“A poem is never finished – only abandoned.” – Paul Valery
Have you ever been frog-marched to a particular session at a writing conference because your writing friends are absolutely convinced you HAVE to be at that session?
OH. Good. I’m not alone! 🙂
Last Saturday, I attended the Nimrod Writer’s Conference at the University of Tulsa on Saturday with a group of fellow writer friends. One of the sessions was cleverly titled, “How do I Know When I’m Done? Strategies for Revision.” That’s the one I was forced to attend. Seriously. You’d think I had a problem with finishing novels or something . . .
This was a panel session, meaning that four authors held a discussion with the audience about their revision strategies and – yes – knowing when you’re done. Three were fiction writers; one was a poet, so they had varying points of view about this issue!
For me – as for many, many, many writers, maybe even you! – perfection is the siren call. We know it’s a siren call. We know that by following it, we are abandoning all else. We know that by trying to find it, we’re risking running ashore, having our novels crash and burn, having ourselves crash and burn. That’s what sirens do. They make you destroy yourself. Perfection is a Siren. She’s insidious and seductive, and she makes you think one more draft, one more set of rewrites, moving this scene here and tightening this, creating a better motive for this character . . . ad infinitum . . . and then it will be done because it will be Perfect.
I am a perfectionist. I know whereof I speak. I also know that perfection is not achievable. So did the panelists. But for them as well, it’s a siren song that’s hard to resist. So how do they do it? Well, as one put it, “Perfection is the enemy of the paycheck.” When you’re a published author and on a deadline, you just don’t have time for perfection! It has to get as close as you can get it by the deadline, and then you have to let it go. (Though at least one admitted that when your intuition tells you the novel isn’t right, you should listen to your intuition . . . because otherwise, your lovely, sweet, supportive editor will call you and in the nicest voice possible, say, “Oh, honey . . . NO.”)
However, for poet Patricia Smith, it’s a little different. She has more time to work on her poems. She performs her poetry live, and so she gets feedback on it constantly. Or, as she said, “Perfection is fluid, it changes from audience to audience. Perfection is a shifting thing, depending on the needs of the people I’m writing for.”
So perfection isn’t a realistic goal. So . . . you’re off the hook, right?! No edits! No rewrites! One draft and you’re done! Right?
Perfection may not be achievable. But in today’s world of publishing, we have to get as freaking close to it as we possible can. Your first draft, as my friend and novelist Debra Dockter says, is a sandbox; you put up railroad ties and pour in the sand, and then you get to play in it. Revisions. Revisions are where we pull out ideas of theme, deepen character motivation, establish settings. Or, as one panelist put it,

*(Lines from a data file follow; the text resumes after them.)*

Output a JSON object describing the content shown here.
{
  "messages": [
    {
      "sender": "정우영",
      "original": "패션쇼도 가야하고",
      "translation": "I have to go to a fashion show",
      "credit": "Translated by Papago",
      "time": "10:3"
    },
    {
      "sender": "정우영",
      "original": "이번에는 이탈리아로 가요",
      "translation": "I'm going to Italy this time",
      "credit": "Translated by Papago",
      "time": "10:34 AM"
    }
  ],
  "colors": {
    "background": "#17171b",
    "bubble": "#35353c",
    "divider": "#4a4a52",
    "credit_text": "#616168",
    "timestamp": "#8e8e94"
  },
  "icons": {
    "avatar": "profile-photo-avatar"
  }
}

“Revision is where the magic is.”
But. How long those revisions take is another matter entirely. If you’re on deadline – well, in the words of one panelist, “Deadlines are a great way of knowing when you’re done.” You might get a small grace period, but you’ll be overnighting that thing to New York in the morning for sure.
What resonated with me, though, was the comment made by one author on the panel. She said the danger of taking years to write a novel is that we grow, change, learn. We’re not stagnant.
This one made me sit up and take note. That’s why I put my handy-dandy nota bene icon next to it. I know this. I know this firsthand. I’ve seen my writing grow and change over the years – yes, since I’ve been working on this series! I’ve gotten older. My perceptions have changed. The core of who I am hasn’t – but my writing style, my world-building, my word choices, have all changed. And my characters have, I hoped, kept pace a little. Grown and deepened as well.
But that’s the problem. Every time we evolve, we look at the novel with a slightly different outlook. And that outlook makes us go back to revisions. Some are good. Some are redundant, unnecessary. Who can say if taking nine years to write a novel is good or not? Maybe it takes that long for some writers to mature into their voices, to develop the skills to pull off a novel. As Patricia Smith put it, “Sometimes things don’t work because they’re asking for something we don’t know how to do at the time.” We mature as writers. We figure out solutions to things that were unsolvable a year ago, two years ago.
And at the same time, we run the risk of putting off the inevitable.
So I’ve made a commitment to myself. And now I’m putting that on paper. My novels will not be perfect. That’s a hard, bitter thing to accept, but I guess I can work up to that. What I HAVE to do, though, for myself and my characters, is get the damn thing done. Finish this last round of edits, and take a deep breath, and send it out into the world, knowing it won’t be perfect. Knowing there will be rejections, and maybe an offer, and if there are offers, there will be more rewrites, more edits.
If we ever want to be published, we have to accept the sad fact: our novels are never finished, only abandoned. And although I known this blog post isn’t perfect, I’m publishing it anyway!
(And just so you know we’re not alone, here’s a few links to other articles on overcoming perfectionism in writing!)